And that’s where my two worlds collide. As the Chief Engineering Officer at Quil and a primary caregiver to Matt, it’s my deepest aspiration to offer technology that can truly help people navigate similar scenarios. It’s time for technology to see the caregiver as the important player that he or she really is. With Quil, we offer a solution that gives not only connection to caregivers, but a range of helpful content and step-by-step instructions on how to do the next right thing in a complex care situation that the caregiver is likely not trained to navigate.
A person has the option to designate a loved one as their caregiver, effectively bringing that person in as an integral part of the care journey. At the same time, Quil offers caregivers their own care journey, which is separate from–and parallel to–the care recipient’s journey. For example, if a care recipient has an important medical appointment coming up, that care recipient’s journey will feature relevant content about their condition or procedure–as well as tips on how to prepare for the appointment–while the caregiver will get directions to the medical office, tips on parking and other useful information.
It’s difficult enough to take care of a loved one — a caregiver should not also have to navigate our country’s Byzantine healthcare system without help. Community and familial support is crucial but it is technology that can bridge the gaps in between and keep us moving forward all along the way.

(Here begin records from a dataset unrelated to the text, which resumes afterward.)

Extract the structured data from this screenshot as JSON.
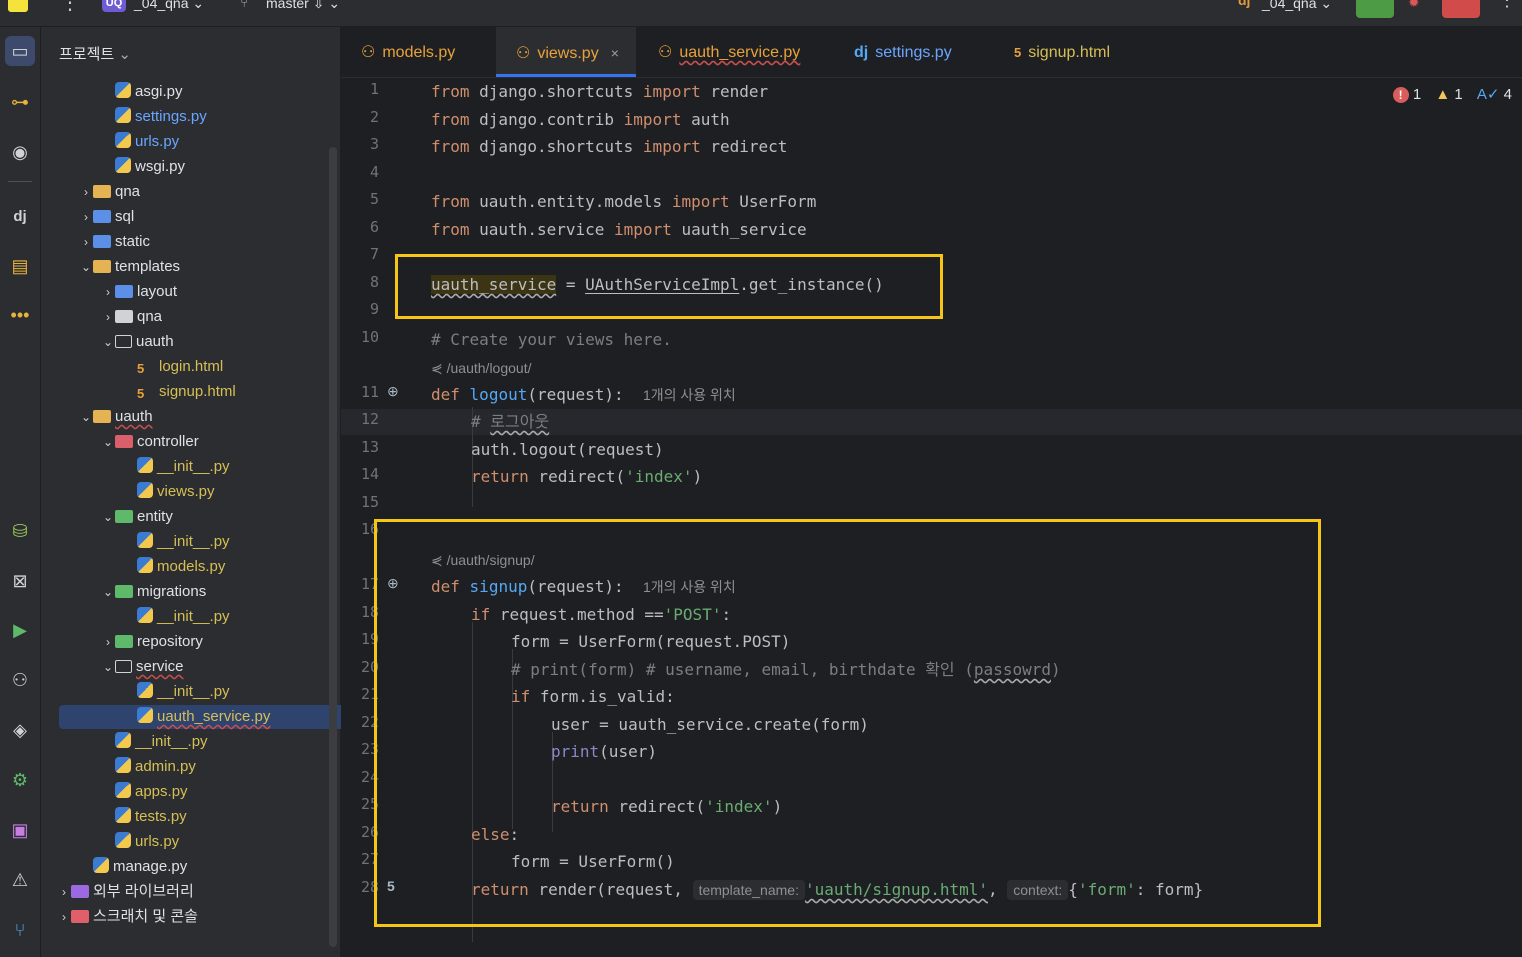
{
  "topbar": {
    "project_badge": "UQ",
    "project_name": "_04_qna",
    "branch": "master",
    "right_project_badge": "dj",
    "right_project": "_04_qna"
  },
  "activity_icons": [
    "project-icon",
    "commit-icon",
    "github-icon",
    "django-icon",
    "structure-icon",
    "more-icon",
    "database-icon",
    "excel-icon",
    "run-icon",
    "python-icon",
    "layers-icon",
    "settings-icon",
    "terminal-icon",
    "problems-icon",
    "git-icon"
  ],
  "project_panel": {
    "title": "프로젝트",
    "items": [
      {
        "label": "asgi.py",
        "type": "py",
        "depth": 3,
        "color": "default"
      },
      {
        "label": "settings.py",
        "type": "py",
        "depth": 3,
        "color": "blue"
      },
      {
        "label": "urls.py",
        "type": "py",
        "depth": 3,
        "color": "blue"
      },
      {
        "label": "wsgi.py",
        "type": "py",
        "depth": 3,
        "color": "default"
      },
      {
        "label": "qna",
        "type": "folder",
        "depth": 2,
        "chev": ">",
        "color": "default"
      },
      {
        "label": "sql",
        "type": "folder-blue",
        "depth": 2,
        "chev": ">",
        "color": "default"
      },
      {
        "label": "static",
        "type": "folder-blue",
        "depth": 2,
        "chev": ">",
        "color": "default"
      },
      {
        "label": "templates",
        "type": "folder",
        "depth": 2,
        "chev": "v",
        "color": "default"
      },
      {
        "label": "layout",
        "type": "folder-blue",
        "depth": 3,
        "chev": ">",
        "color": "default"
      },
      {
        "label": "qna",
        "type": "folder-grey",
        "depth": 3,
        "chev": ">",
        "color": "default"
      },
      {
        "label": "uauth",
        "type": "folder-outline",
        "depth": 3,
        "chev": "v",
        "color": "default"
      },
      {
        "label": "login.html",
        "type": "html",
        "depth": 4,
        "color": "yellow"
      },
      {
        "label": "signup.html",
        "type": "html",
        "depth": 4,
        "color": "yellow"
      },
      {
        "label": "uauth",
        "type": "folder",
        "depth": 2,
        "chev": "v",
        "color": "default",
        "underline": true
      },
      {
        "label": "controller",
        "type": "folder-red",
        "depth": 3,
        "chev": "v",
        "color": "default"
      },
      {
        "label": "__init__.py",
        "type": "py",
        "depth": 4,
        "color": "yellow"
      },
      {
        "label": "views.py",
        "type": "py",
        "depth": 4,
        "color": "yellow"
      },
      {
        "label": "entity",
        "type": "folder-green",
        "depth": 3,
        "chev": "v",
        "color": "default"
      },
      {
        "label": "__init__.py",
        "type": "py",
        "depth": 4,
        "color": "yellow"
      },
      {
        "label": "models.py",
        "type": "py",
        "depth": 4,
        "color": "yellow"
      },
      {
        "label": "migrations",
        "type": "folder-green",
        "depth": 3,
        "chev": "v",
        "color": "default"
      },
      {
        "label": "__init__.py",
        "type": "py",
        "depth": 4,
        "color": "yellow"
      },
      {
        "label": "repository",
        "type": "folder-green",
        "depth": 3,
        "chev": ">",
        "color": "default"
      },
      {
        "label": "service",
        "type": "folder-outline",
        "depth": 3,
        "chev": "v",
        "color": "default",
        "underline": true
      },
      {
        "label": "__init__.py",
        "type": "py",
        "depth": 4,
        "color": "yellow"
      },
      {
        "label": "uauth_service.py",
        "type": "py",
        "depth": 4,
        "color": "yellow",
        "selected": true,
        "underline": true
      },
      {
        "label": "__init__.py",
        "type": "py",
        "depth": 3,
        "color": "yellow"
      },
      {
        "label": "admin.py",
        "type": "py",
        "depth": 3,
        "color": "yellow"
      },
      {
        "label": "apps.py",
        "type": "py",
        "depth": 3,
        "color": "yellow"
      },
      {
        "label": "tests.py",
        "type": "py",
        "depth": 3,
        "color": "yellow"
      },
      {
        "label": "urls.py",
        "type": "py",
        "depth": 3,
        "color": "yellow"
      },
      {
        "label": "manage.py",
        "type": "py",
        "depth": 2,
        "color": "default"
      },
      {
        "label": "외부 라이브러리",
        "type": "lib",
        "depth": 1,
        "chev": ">",
        "color": "default"
      },
      {
        "label": "스크래치 및 콘솔",
        "type": "scratch",
        "depth": 1,
        "chev": ">",
        "color": "default"
      }
    ]
  },
  "tabs": [
    {
      "label": "models.py",
      "icon": "python-icon",
      "active": false
    },
    {
      "label": "views.py",
      "icon": "python-icon",
      "active": true,
      "close": "×"
    },
    {
      "label": "uauth_service.py",
      "icon": "python-icon",
      "active": false,
      "underline": true
    },
    {
      "label": "settings.py",
      "icon": "django-icon",
      "icon_text": "dj",
      "active": false
    },
    {
      "label": "signup.html",
      "icon": "html-icon",
      "active": false
    }
  ],
  "inspections": {
    "errors": "1",
    "warnings": "1",
    "typos": "4"
  },
  "line_numbers": [
    "1",
    "2",
    "3",
    "4",
    "5",
    "6",
    "7",
    "8",
    "9",
    "10",
    "11",
    "12",
    "13",
    "14",
    "15",
    "16",
    "17",
    "18",
    "19",
    "20",
    "21",
    "22",
    "23",
    "24",
    "25",
    "26",
    "27",
    "28"
  ],
  "code": {
    "l1": [
      "from",
      " django.shortcuts ",
      "import",
      " render"
    ],
    "l2": [
      "from",
      " django.contrib ",
      "import",
      " auth"
    ],
    "l3": [
      "from",
      " django.shortcuts ",
      "import",
      " redirect"
    ],
    "l5": [
      "from",
      " uauth.entity.models ",
      "import",
      " UserForm"
    ],
    "l6": [
      "from",
      " uauth.service ",
      "import",
      " uauth_service"
    ],
    "l8": [
      "uauth_service",
      " = ",
      "UAuthServiceImpl",
      ".get_instance()"
    ],
    "l10": "# Create your views here.",
    "route_logout": "/uauth/logout/",
    "l11": [
      "def",
      " ",
      "logout",
      "(request):"
    ],
    "usage_hint": "1개의 사용 위치",
    "l12": [
      "# ",
      "로그아웃"
    ],
    "l13": "auth.logout(request)",
    "l14": [
      "return",
      " redirect(",
      "'index'",
      ")"
    ],
    "route_signup": "/uauth/signup/",
    "l17": [
      "def",
      " ",
      "signup",
      "(request):"
    ],
    "l18": [
      "if",
      " request.method ==",
      "'POST'",
      ":"
    ],
    "l19": "form = UserForm(request.POST)",
    "l20": [
      "# print(form) # username, email, birthdate 확인 (",
      "passowrd",
      ")"
    ],
    "l21": [
      "if",
      " form.is_valid:"
    ],
    "l22": "user = uauth_service.create(form)",
    "l23": [
      "print",
      "(user)"
    ],
    "l25": [
      "return",
      " redirect(",
      "'index'",
      ")"
    ],
    "l26": [
      "else",
      ":"
    ],
    "l27": "form = UserForm()",
    "l28": [
      "return",
      " render(request, ",
      "template_name:",
      "'uauth/signup.html'",
      ", ",
      "context:",
      "{",
      "'form'",
      ": form}"
    ]
  }
}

Quil, a digital health company, delivers actionable and personalized health itineraries for patients and caregivers, answering the question “What Happens Next?” in their healthcare journeys. Quil is a joint venture of Independence Blue Cross and Comcast. We combine the powers of precision data, state-of-the-art technology, and security with unparalleled consumer reach to help individuals navigate today’s chaotic healthcare landscape. Headquartered in Philadelphia, PA with additional offices in New York City, Quil serves individuals, healthcare providers, and payors nationally.